NHS75 - Why research matters

As the NHS turns 75, Dr Nick McNally, Managing Director of Research at UCLH and UCL, reflects on his career in NHS research, how he first got interested in research, and his advice for anyone thinking about a career in research or research support.

I trace back my interest in health and medicine to my undergraduate days in Nottingham when I came across ‘medical geography’ which explored the concepts of space and place in health and healthcare. It piqued my interest to such an extent that I did a PhD – an interdisciplinary project between the social and medical sciences.

What drew me to research in those early days? It has to be the prospect of being able to generate new knowledge and new insights that just might go on to benefit people – to impact on people’s lives in a positive way.

As with most people who choose to do PhDs, I reached that point early on in my research when the reality dawned that my contribution to the knowledge bank was going to be small and incremental at best. But then again, how many people have actually shifted paradigms with their PhDs? - unless you’re Marie Curie or Albert Einstein of course.

But I really enjoyed the thrill of seeking new insights through my work, and I was drawn to the rigour and structure that research demands of you - the need to know your work inside and out and be prepared to defend it. And the opportunity to be a team player – supporting other members of our multidisciplinary research group and learning from them

No accident then that my career to date has been based in medical research - if not the actual doing of the research, the coordinating, managing and leading research support teams. Strategic partnering with clinical academic colleagues too - developing strategy for research infrastructure, and driving funding bids to gear up the clinical research activities across major NHS: university and other partnerships.

What do I love about the work I do? The substrate for my day-to-day work is world leading science. Underpinning everything I do is this constant flow of potentially life changing research. I feel very privileged to work in a major partnership like UCL/UCLH which is producing work that benefits people worldwide.

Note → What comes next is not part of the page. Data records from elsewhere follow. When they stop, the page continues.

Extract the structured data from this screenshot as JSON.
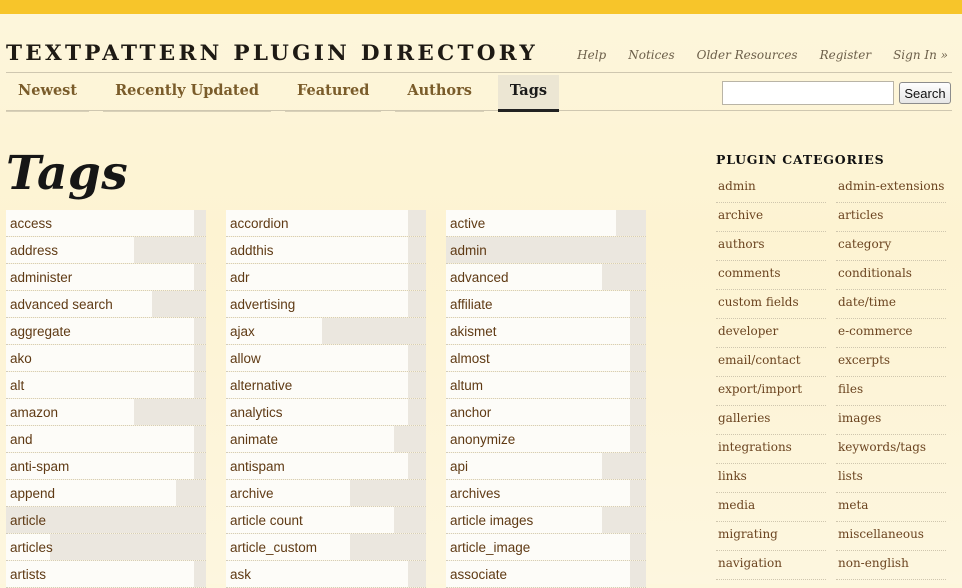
{
  "site": {
    "title": "TEXTPATTERN PLUGIN DIRECTORY",
    "accent": "#f7c52a"
  },
  "util_nav": [
    "Help",
    "Notices",
    "Older Resources",
    "Register",
    "Sign In »"
  ],
  "tabs": [
    {
      "label": "Newest",
      "active": false
    },
    {
      "label": "Recently Updated",
      "active": false
    },
    {
      "label": "Featured",
      "active": false
    },
    {
      "label": "Authors",
      "active": false
    },
    {
      "label": "Tags",
      "active": true
    }
  ],
  "search": {
    "value": "",
    "button_label": "Search"
  },
  "page_title": "Tags",
  "tag_columns": [
    [
      {
        "label": "access",
        "level": 0.94
      },
      {
        "label": "address",
        "level": 0.64
      },
      {
        "label": "administer",
        "level": 0.94
      },
      {
        "label": "advanced search",
        "level": 0.73
      },
      {
        "label": "aggregate",
        "level": 0.94
      },
      {
        "label": "ako",
        "level": 0.94
      },
      {
        "label": "alt",
        "level": 0.94
      },
      {
        "label": "amazon",
        "level": 0.64
      },
      {
        "label": "and",
        "level": 0.94
      },
      {
        "label": "anti-spam",
        "level": 0.94
      },
      {
        "label": "append",
        "level": 0.85
      },
      {
        "label": "article",
        "level": 0.0
      },
      {
        "label": "articles",
        "level": 0.22
      },
      {
        "label": "artists",
        "level": 0.94
      }
    ],
    [
      {
        "label": "accordion",
        "level": 0.91
      },
      {
        "label": "addthis",
        "level": 0.91
      },
      {
        "label": "adr",
        "level": 0.91
      },
      {
        "label": "advertising",
        "level": 0.91
      },
      {
        "label": "ajax",
        "level": 0.48
      },
      {
        "label": "allow",
        "level": 0.91
      },
      {
        "label": "alternative",
        "level": 0.91
      },
      {
        "label": "analytics",
        "level": 0.91
      },
      {
        "label": "animate",
        "level": 0.84
      },
      {
        "label": "antispam",
        "level": 0.91
      },
      {
        "label": "archive",
        "level": 0.62
      },
      {
        "label": "article count",
        "level": 0.84
      },
      {
        "label": "article_custom",
        "level": 0.62
      },
      {
        "label": "ask",
        "level": 0.91
      }
    ],
    [
      {
        "label": "active",
        "level": 0.85
      },
      {
        "label": "admin",
        "level": 0.0
      },
      {
        "label": "advanced",
        "level": 0.78
      },
      {
        "label": "affiliate",
        "level": 0.92
      },
      {
        "label": "akismet",
        "level": 0.92
      },
      {
        "label": "almost",
        "level": 0.92
      },
      {
        "label": "altum",
        "level": 0.92
      },
      {
        "label": "anchor",
        "level": 0.92
      },
      {
        "label": "anonymize",
        "level": 0.92
      },
      {
        "label": "api",
        "level": 0.78
      },
      {
        "label": "archives",
        "level": 0.92
      },
      {
        "label": "article images",
        "level": 0.78
      },
      {
        "label": "article_image",
        "level": 0.92
      },
      {
        "label": "associate",
        "level": 0.92
      }
    ]
  ],
  "sidebar": {
    "heading": "PLUGIN CATEGORIES",
    "categories": [
      "admin",
      "admin-extensions",
      "archive",
      "articles",
      "authors",
      "category",
      "comments",
      "conditionals",
      "custom fields",
      "date/time",
      "developer",
      "e-commerce",
      "email/contact",
      "excerpts",
      "export/import",
      "files",
      "galleries",
      "images",
      "integrations",
      "keywords/tags",
      "links",
      "lists",
      "media",
      "meta",
      "migrating",
      "miscellaneous",
      "navigation",
      "non-english"
    ]
  }
}
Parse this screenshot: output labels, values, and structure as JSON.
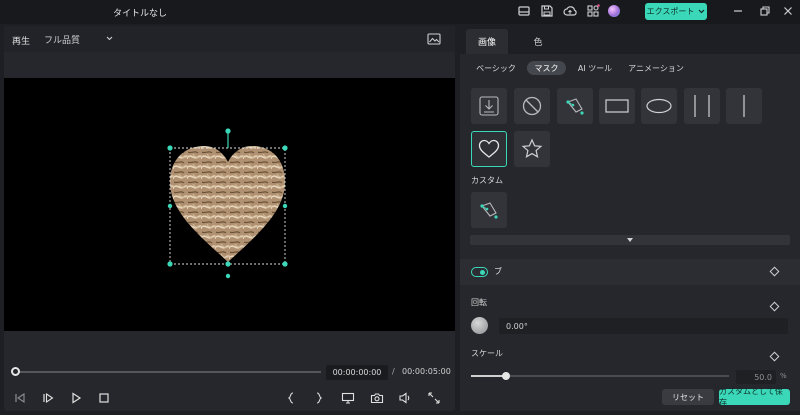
{
  "app": {
    "title": "タイトルなし",
    "export_label": "エクスポート"
  },
  "colors": {
    "accent": "#3ad8b8",
    "bg": "#1e1f24",
    "panel": "#26272c",
    "canvas": "#000000"
  },
  "icons": [
    "layout-icon",
    "save-icon",
    "cloud-upload-icon",
    "apps-icon",
    "avatar",
    "chevron-down-icon",
    "minimize-icon",
    "restore-icon",
    "close-icon",
    "snapshot-icon",
    "heart-icon",
    "star-icon",
    "pen-icon",
    "import-icon",
    "none-icon",
    "rectangle-icon",
    "ellipse-icon",
    "single-line-icon",
    "double-line-icon",
    "keyframe-icon"
  ],
  "player": {
    "play_label": "再生",
    "quality": "フル品質",
    "current_time": "00:00:00:00",
    "separator": "/",
    "total_time": "00:00:05:00",
    "progress": 0
  },
  "panel": {
    "tabs": [
      {
        "label": "画像"
      },
      {
        "label": "色"
      }
    ],
    "subtabs": [
      {
        "label": "ベーシック"
      },
      {
        "label": "マスク"
      },
      {
        "label": "AI ツール"
      },
      {
        "label": "アニメーション"
      }
    ],
    "custom_label": "カスタム",
    "feather_label": "ブ",
    "rotate": {
      "label": "回転",
      "value": "0.00°"
    },
    "scale": {
      "label": "スケール",
      "value": "50.0",
      "unit": "%",
      "level": 0.5
    },
    "reset_label": "リセット",
    "save_custom_label": "カスタムとして保存"
  }
}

A working environment where I’m interacting with some of the UK’s, and the world’s, top medical science teams who increasingly include members of the public as advisors and disseminators of our work. It’s a feeling of being involved at the cutting edge, the challenge of trying to get my head around just enough of the scientific detail, and of having the opportunity to play a part, however small, in helping to make that research happen.

There is always a sense that we could be doing more, or doing things better, but I love that challenge and in particular talking with frontline NHS and university colleagues about what really matters to them in terms of the research we are planning. Working with colleagues in R&D and leading teams of dedicated staff who are so focused on delivering and supporting our ground-breaking research is incredibly fulfilling. That includes operations teams, statisticians, communications experts, informaticians, public involvement specialists and research governance, finance and contracts teams. Behind every professor and their research team is a big, dedicated, multiprofessional support unit.  Those moments where you see the research that your teams have helped support get published and potentially hit the headlines are very special.

My advice to anyone thinking about a career in research or research support? Give it a go. There are multiple ways of getting into research and the UK health research system needs you. There is never a dull moment in my job and you have a genuine opportunity to make a positive difference for people. 

So, reflecting back to my undergraduate days in medical geography, I would say that I feel fortunate to have found my space and place in clinical research in the NHS. The last 20+ years really have given me the opportunity to play a part in progressing how we diagnose and treat major diseases such as dementia, cancer, heart disease, and more recently Covid-19 . Research is such an important part of what the NHS does. So on its 75th Birthday I want to salute NHS research, say thank-you for the opportunity a research career has given me and acknowledge the massive impact it has had on the lives of people not just in the UK but across the globe.

This blog first appeared on the website of UK Research and Development.